== Given entries

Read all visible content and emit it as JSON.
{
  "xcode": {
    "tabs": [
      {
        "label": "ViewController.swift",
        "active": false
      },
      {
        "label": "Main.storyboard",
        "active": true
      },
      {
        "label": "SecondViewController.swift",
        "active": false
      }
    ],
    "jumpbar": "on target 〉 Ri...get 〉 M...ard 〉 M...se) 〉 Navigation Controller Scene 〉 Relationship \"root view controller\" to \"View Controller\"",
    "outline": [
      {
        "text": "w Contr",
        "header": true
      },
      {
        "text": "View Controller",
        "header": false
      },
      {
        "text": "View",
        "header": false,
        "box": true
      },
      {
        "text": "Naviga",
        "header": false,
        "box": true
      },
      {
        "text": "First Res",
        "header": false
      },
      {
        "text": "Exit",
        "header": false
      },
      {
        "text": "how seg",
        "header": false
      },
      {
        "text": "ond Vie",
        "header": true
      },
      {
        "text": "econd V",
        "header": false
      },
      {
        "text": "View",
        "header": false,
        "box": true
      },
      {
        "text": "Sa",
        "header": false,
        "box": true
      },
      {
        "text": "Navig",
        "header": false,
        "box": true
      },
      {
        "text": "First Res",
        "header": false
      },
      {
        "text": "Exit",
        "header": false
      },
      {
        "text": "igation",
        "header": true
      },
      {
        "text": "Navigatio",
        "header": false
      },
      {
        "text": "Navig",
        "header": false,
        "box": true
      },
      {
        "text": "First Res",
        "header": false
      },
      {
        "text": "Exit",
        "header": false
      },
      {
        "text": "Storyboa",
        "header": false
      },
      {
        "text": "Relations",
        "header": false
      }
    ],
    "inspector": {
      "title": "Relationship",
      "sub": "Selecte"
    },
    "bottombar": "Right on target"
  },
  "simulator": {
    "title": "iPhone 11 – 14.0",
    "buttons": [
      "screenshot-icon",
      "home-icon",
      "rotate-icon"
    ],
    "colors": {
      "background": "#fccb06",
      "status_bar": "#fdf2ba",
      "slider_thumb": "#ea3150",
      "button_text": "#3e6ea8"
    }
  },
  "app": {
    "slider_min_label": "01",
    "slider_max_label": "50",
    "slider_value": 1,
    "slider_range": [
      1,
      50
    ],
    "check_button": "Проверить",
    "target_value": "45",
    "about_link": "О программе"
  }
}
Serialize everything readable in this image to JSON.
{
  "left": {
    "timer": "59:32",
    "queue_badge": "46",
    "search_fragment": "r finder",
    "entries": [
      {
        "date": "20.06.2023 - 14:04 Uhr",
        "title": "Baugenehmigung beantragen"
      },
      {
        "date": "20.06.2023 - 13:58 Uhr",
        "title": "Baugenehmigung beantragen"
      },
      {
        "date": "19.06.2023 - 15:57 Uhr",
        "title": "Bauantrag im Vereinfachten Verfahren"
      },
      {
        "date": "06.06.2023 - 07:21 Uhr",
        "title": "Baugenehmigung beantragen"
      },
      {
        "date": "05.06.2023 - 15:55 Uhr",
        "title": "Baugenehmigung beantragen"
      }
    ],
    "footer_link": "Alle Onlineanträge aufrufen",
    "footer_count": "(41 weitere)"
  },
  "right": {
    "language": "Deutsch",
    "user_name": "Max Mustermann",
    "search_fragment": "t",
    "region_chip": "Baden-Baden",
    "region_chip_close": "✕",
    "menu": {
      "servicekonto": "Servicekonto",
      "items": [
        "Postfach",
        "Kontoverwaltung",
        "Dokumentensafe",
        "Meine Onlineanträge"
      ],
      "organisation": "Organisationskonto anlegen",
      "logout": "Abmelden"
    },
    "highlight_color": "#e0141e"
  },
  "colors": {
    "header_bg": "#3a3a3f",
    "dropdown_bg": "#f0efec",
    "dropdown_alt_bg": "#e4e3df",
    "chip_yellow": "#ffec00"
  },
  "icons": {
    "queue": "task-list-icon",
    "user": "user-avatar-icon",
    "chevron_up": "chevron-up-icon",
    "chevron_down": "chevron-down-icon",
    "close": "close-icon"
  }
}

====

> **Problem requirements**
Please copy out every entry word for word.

> **Completed task**
Read all visible content and emit it as JSON.
{
  "xcode": {
    "tabs": [
      {
        "label": "ViewController.swift",
        "active": false
      },
      {
        "label": "Main.storyboard",
        "active": true
      },
      {
        "label": "SecondViewController.swift",
        "active": false
      }
    ],
    "jumpbar": "on target 〉 Ri...get 〉 M...ard 〉 M...se) 〉 Navigation Controller Scene 〉 Relationship \"root view controller\" to \"View Controller\"",
    "outline": [
      {
        "text": "w Contr",
        "header": true
      },
      {
        "text": "View Controller",
        "header": false
      },
      {
        "text": "View",
        "header": false,
        "box": true
      },
      {
        "text": "Naviga",
        "header": false,
        "box": true
      },
      {
        "text": "First Res",
        "header": false
      },
      {
        "text": "Exit",
        "header": false
      },
      {
        "text": "how seg",
        "header": false
      },
      {
        "text": "ond Vie",
        "header": true
      },
      {
        "text": "econd V",
        "header": false
      },
      {
        "text": "View",
        "header": false,
        "box": true
      },
      {
        "text": "Sa",
        "header": false,
        "box": true
      },
      {
        "text": "Navig",
        "header": false,
        "box": true
      },
      {
        "text": "First Res",
        "header": false
      },
      {
        "text": "Exit",
        "header": false
      },
      {
        "text": "igation",
        "header": true
      },
      {
        "text": "Navigatio",
        "header": false
      },
      {
        "text": "Navig",
        "header": false,
        "box": true
      },
      {
        "text": "First Res",
        "header": false
      },
      {
        "text": "Exit",
        "header": false
      },
      {
        "text": "Storyboa",
        "header": false
      },
      {
        "text": "Relations",
        "header": false
      }
    ],
    "inspector": {
      "title": "Relationship",
      "sub": "Selecte"
    },
    "bottombar": "Right on target"
  },
  "simulator": {
    "title": "iPhone 11 – 14.0",
    "buttons": [
      "screenshot-icon",
      "home-icon",
      "rotate-icon"
    ],
    "colors": {
      "background": "#fccb06",
      "status_bar": "#fdf2ba",
      "slider_thumb": "#ea3150",
      "button_text": "#3e6ea8"
    }
  },
  "app": {
    "slider_min_label": "01",
    "slider_max_label": "50",
    "slider_value": 1,
    "slider_range": [
      1,
      50
    ],
    "check_button": "Проверить",
    "target_value": "45",
    "about_link": "О программе"
  }
}
Serialize everything readable in this image to JSON.
{
  "left": {
    "timer": "59:32",
    "queue_badge": "46",
    "search_fragment": "r finder",
    "entries": [
      {
        "date": "20.06.2023 - 14:04 Uhr",
        "title": "Baugenehmigung beantragen"
      },
      {
        "date": "20.06.2023 - 13:58 Uhr",
        "title": "Baugenehmigung beantragen"
      },
      {
        "date": "19.06.2023 - 15:57 Uhr",
        "title": "Bauantrag im Vereinfachten Verfahren"
      },
      {
        "date": "06.06.2023 - 07:21 Uhr",
        "title": "Baugenehmigung beantragen"
      },
      {
        "date": "05.06.2023 - 15:55 Uhr",
        "title": "Baugenehmigung beantragen"
      }
    ],
    "footer_link": "Alle Onlineanträge aufrufen",
    "footer_count": "(41 weitere)"
  },
  "right": {
    "language": "Deutsch",
    "user_name": "Max Mustermann",
    "search_fragment": "t",
    "region_chip": "Baden-Baden",
    "region_chip_close": "✕",
    "menu": {
      "servicekonto": "Servicekonto",
      "items": [
        "Postfach",
        "Kontoverwaltung",
        "Dokumentensafe",
        "Meine Onlineanträge"
      ],
      "organisation": "Organisationskonto anlegen",
      "logout": "Abmelden"
    },
    "highlight_color": "#e0141e"
  },
  "colors": {
    "header_bg": "#3a3a3f",
    "dropdown_bg": "#f0efec",
    "dropdown_alt_bg": "#e4e3df",
    "chip_yellow": "#ffec00"
  },
  "icons": {
    "queue": "task-list-icon",
    "user": "user-avatar-icon",
    "chevron_up": "chevron-up-icon",
    "chevron_down": "chevron-down-icon",
    "close": "close-icon"
  }
}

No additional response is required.